**Supplied information**.
----------------------------------------
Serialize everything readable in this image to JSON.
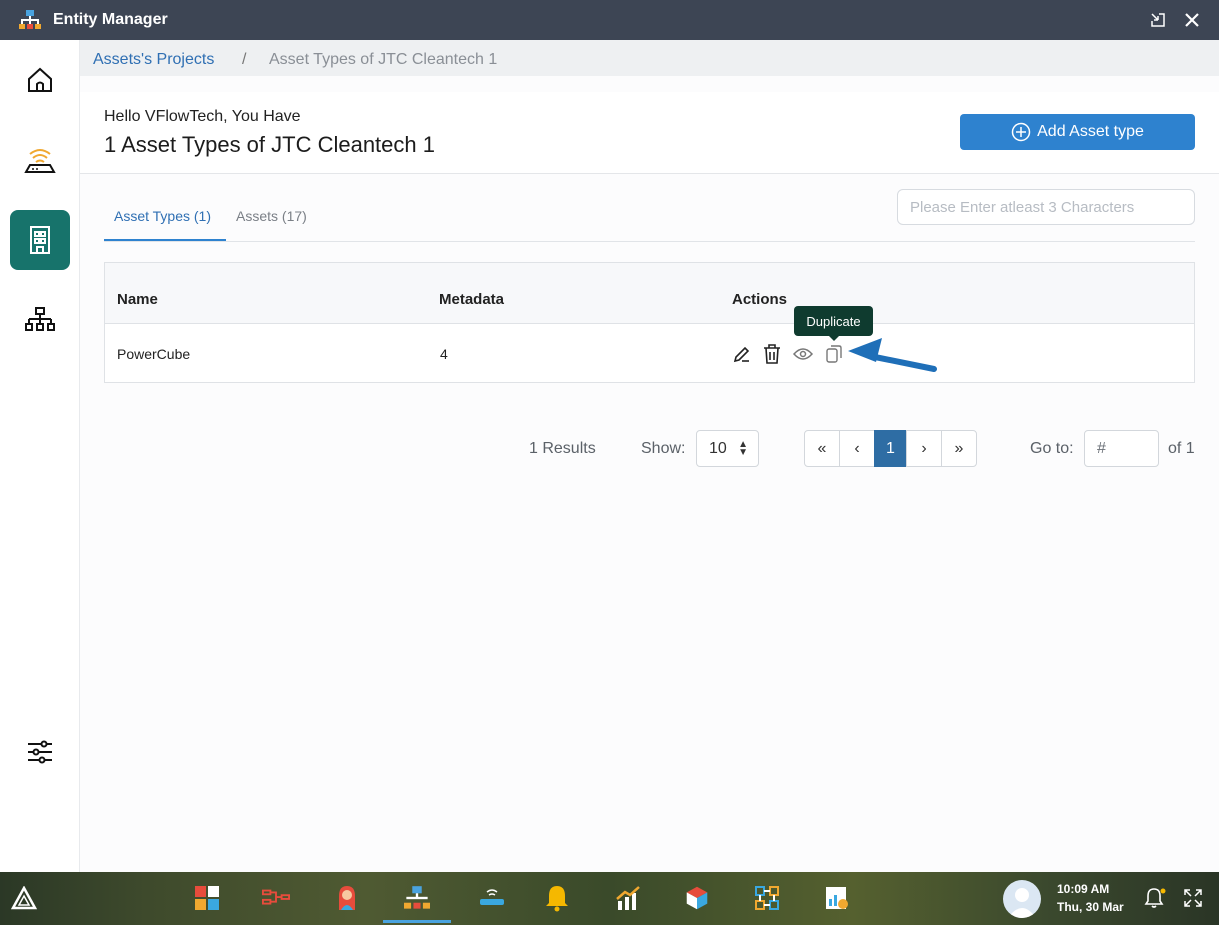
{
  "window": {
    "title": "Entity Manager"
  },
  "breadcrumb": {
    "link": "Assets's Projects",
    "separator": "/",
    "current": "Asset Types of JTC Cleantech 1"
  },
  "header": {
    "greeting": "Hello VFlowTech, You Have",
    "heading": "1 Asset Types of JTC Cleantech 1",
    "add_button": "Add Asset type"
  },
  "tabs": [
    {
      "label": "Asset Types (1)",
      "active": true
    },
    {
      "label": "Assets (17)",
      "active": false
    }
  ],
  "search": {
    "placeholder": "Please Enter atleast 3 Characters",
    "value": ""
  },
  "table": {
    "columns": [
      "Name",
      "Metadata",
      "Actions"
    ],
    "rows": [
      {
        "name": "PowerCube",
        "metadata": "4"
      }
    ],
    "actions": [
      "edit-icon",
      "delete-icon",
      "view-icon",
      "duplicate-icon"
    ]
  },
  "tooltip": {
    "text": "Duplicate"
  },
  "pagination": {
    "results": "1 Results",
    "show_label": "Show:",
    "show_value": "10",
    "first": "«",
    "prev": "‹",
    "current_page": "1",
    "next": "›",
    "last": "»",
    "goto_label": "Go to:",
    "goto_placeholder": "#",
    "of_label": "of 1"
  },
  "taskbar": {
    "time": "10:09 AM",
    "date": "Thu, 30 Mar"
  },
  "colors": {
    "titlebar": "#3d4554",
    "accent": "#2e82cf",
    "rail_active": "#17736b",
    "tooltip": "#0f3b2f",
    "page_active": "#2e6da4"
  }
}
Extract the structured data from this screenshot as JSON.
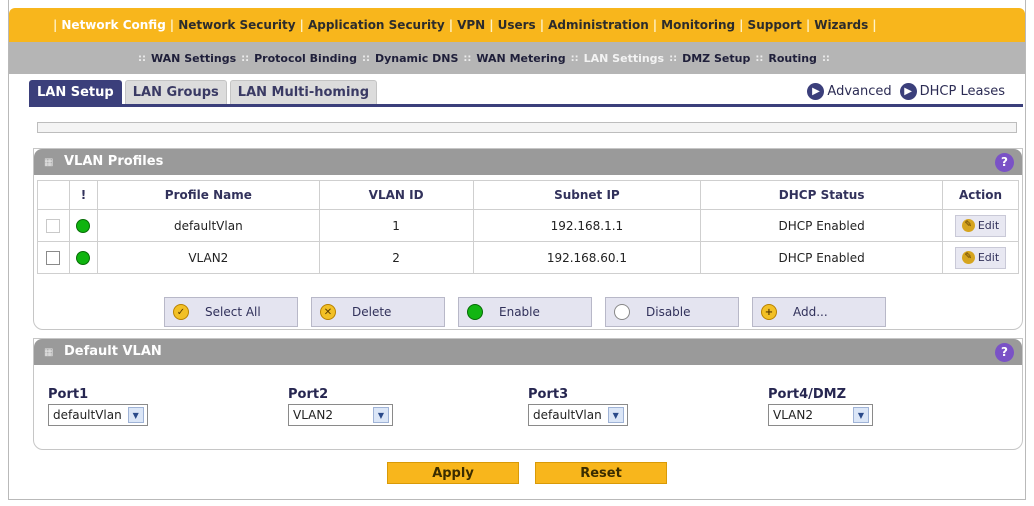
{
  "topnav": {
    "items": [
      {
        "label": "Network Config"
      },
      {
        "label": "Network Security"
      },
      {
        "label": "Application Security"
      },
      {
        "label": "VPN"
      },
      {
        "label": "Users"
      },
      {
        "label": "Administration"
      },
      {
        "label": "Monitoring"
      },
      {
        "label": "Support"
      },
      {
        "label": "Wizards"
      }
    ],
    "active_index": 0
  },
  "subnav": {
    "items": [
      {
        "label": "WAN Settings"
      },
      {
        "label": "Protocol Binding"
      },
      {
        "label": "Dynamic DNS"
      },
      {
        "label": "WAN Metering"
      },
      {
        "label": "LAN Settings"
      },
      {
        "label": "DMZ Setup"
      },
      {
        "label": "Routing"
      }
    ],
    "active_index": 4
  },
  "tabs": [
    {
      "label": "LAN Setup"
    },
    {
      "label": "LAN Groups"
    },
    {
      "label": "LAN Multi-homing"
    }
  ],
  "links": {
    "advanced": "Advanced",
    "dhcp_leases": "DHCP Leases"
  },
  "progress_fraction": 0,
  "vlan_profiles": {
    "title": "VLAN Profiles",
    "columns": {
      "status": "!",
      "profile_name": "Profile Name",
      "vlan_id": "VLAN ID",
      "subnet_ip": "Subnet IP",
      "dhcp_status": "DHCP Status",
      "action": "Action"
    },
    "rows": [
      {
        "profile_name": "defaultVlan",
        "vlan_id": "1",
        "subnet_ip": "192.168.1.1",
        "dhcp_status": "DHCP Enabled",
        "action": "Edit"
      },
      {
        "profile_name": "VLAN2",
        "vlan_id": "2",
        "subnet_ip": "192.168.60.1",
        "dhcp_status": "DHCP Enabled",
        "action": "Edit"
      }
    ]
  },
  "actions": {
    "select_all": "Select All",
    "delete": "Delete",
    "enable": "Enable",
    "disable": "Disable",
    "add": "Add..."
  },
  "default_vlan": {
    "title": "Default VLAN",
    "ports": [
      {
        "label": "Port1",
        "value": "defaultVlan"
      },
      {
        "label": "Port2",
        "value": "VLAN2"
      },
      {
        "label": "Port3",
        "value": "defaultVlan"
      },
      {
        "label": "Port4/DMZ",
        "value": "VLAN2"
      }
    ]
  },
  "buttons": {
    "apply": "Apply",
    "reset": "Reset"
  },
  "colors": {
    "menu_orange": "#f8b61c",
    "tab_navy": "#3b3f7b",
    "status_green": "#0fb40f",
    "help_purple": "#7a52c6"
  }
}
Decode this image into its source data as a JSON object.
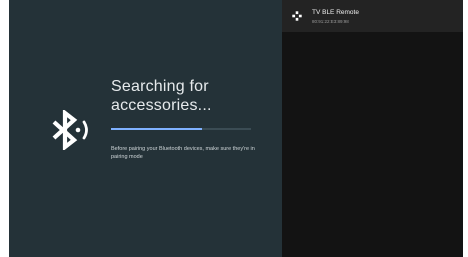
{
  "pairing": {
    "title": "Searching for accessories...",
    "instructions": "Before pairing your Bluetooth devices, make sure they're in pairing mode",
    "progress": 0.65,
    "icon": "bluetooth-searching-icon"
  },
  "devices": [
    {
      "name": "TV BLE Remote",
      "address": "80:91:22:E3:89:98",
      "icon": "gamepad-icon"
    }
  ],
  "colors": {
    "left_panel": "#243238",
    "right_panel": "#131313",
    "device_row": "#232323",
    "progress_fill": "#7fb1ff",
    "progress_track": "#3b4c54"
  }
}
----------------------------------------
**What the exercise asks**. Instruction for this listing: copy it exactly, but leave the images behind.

**Result of this task**.
Serialize everything readable in this image to JSON.
{
  "window": {
    "title": "Entity Manager"
  },
  "breadcrumb": {
    "link": "Assets's Projects",
    "separator": "/",
    "current": "Asset Types of JTC Cleantech 1"
  },
  "header": {
    "greeting": "Hello VFlowTech, You Have",
    "heading": "1 Asset Types of JTC Cleantech 1",
    "add_button": "Add Asset type"
  },
  "tabs": [
    {
      "label": "Asset Types (1)",
      "active": true
    },
    {
      "label": "Assets (17)",
      "active": false
    }
  ],
  "search": {
    "placeholder": "Please Enter atleast 3 Characters",
    "value": ""
  },
  "table": {
    "columns": [
      "Name",
      "Metadata",
      "Actions"
    ],
    "rows": [
      {
        "name": "PowerCube",
        "metadata": "4"
      }
    ],
    "actions": [
      "edit-icon",
      "delete-icon",
      "view-icon",
      "duplicate-icon"
    ]
  },
  "tooltip": {
    "text": "Duplicate"
  },
  "pagination": {
    "results": "1 Results",
    "show_label": "Show:",
    "show_value": "10",
    "first": "«",
    "prev": "‹",
    "current_page": "1",
    "next": "›",
    "last": "»",
    "goto_label": "Go to:",
    "goto_placeholder": "#",
    "of_label": "of 1"
  },
  "taskbar": {
    "time": "10:09 AM",
    "date": "Thu, 30 Mar"
  },
  "colors": {
    "titlebar": "#3d4554",
    "accent": "#2e82cf",
    "rail_active": "#17736b",
    "tooltip": "#0f3b2f",
    "page_active": "#2e6da4"
  }
}
Extract the structured data from this screenshot as JSON.
{
  "topnav": {
    "items": [
      {
        "label": "Network Config"
      },
      {
        "label": "Network Security"
      },
      {
        "label": "Application Security"
      },
      {
        "label": "VPN"
      },
      {
        "label": "Users"
      },
      {
        "label": "Administration"
      },
      {
        "label": "Monitoring"
      },
      {
        "label": "Support"
      },
      {
        "label": "Wizards"
      }
    ],
    "active_index": 0
  },
  "subnav": {
    "items": [
      {
        "label": "WAN Settings"
      },
      {
        "label": "Protocol Binding"
      },
      {
        "label": "Dynamic DNS"
      },
      {
        "label": "WAN Metering"
      },
      {
        "label": "LAN Settings"
      },
      {
        "label": "DMZ Setup"
      },
      {
        "label": "Routing"
      }
    ],
    "active_index": 4
  },
  "tabs": [
    {
      "label": "LAN Setup"
    },
    {
      "label": "LAN Groups"
    },
    {
      "label": "LAN Multi-homing"
    }
  ],
  "links": {
    "advanced": "Advanced",
    "dhcp_leases": "DHCP Leases"
  },
  "progress_fraction": 0,
  "vlan_profiles": {
    "title": "VLAN Profiles",
    "columns": {
      "status": "!",
      "profile_name": "Profile Name",
      "vlan_id": "VLAN ID",
      "subnet_ip": "Subnet IP",
      "dhcp_status": "DHCP Status",
      "action": "Action"
    },
    "rows": [
      {
        "profile_name": "defaultVlan",
        "vlan_id": "1",
        "subnet_ip": "192.168.1.1",
        "dhcp_status": "DHCP Enabled",
        "action": "Edit"
      },
      {
        "profile_name": "VLAN2",
        "vlan_id": "2",
        "subnet_ip": "192.168.60.1",
        "dhcp_status": "DHCP Enabled",
        "action": "Edit"
      }
    ]
  },
  "actions": {
    "select_all": "Select All",
    "delete": "Delete",
    "enable": "Enable",
    "disable": "Disable",
    "add": "Add..."
  },
  "default_vlan": {
    "title": "Default VLAN",
    "ports": [
      {
        "label": "Port1",
        "value": "defaultVlan"
      },
      {
        "label": "Port2",
        "value": "VLAN2"
      },
      {
        "label": "Port3",
        "value": "defaultVlan"
      },
      {
        "label": "Port4/DMZ",
        "value": "VLAN2"
      }
    ]
  },
  "buttons": {
    "apply": "Apply",
    "reset": "Reset"
  },
  "colors": {
    "menu_orange": "#f8b61c",
    "tab_navy": "#3b3f7b",
    "status_green": "#0fb40f",
    "help_purple": "#7a52c6"
  }
}
Decode this image into its source data as a JSON object.
{
  "pairing": {
    "title": "Searching for accessories...",
    "instructions": "Before pairing your Bluetooth devices, make sure they're in pairing mode",
    "progress": 0.65,
    "icon": "bluetooth-searching-icon"
  },
  "devices": [
    {
      "name": "TV BLE Remote",
      "address": "80:91:22:E3:89:98",
      "icon": "gamepad-icon"
    }
  ],
  "colors": {
    "left_panel": "#243238",
    "right_panel": "#131313",
    "device_row": "#232323",
    "progress_fill": "#7fb1ff",
    "progress_track": "#3b4c54"
  }
}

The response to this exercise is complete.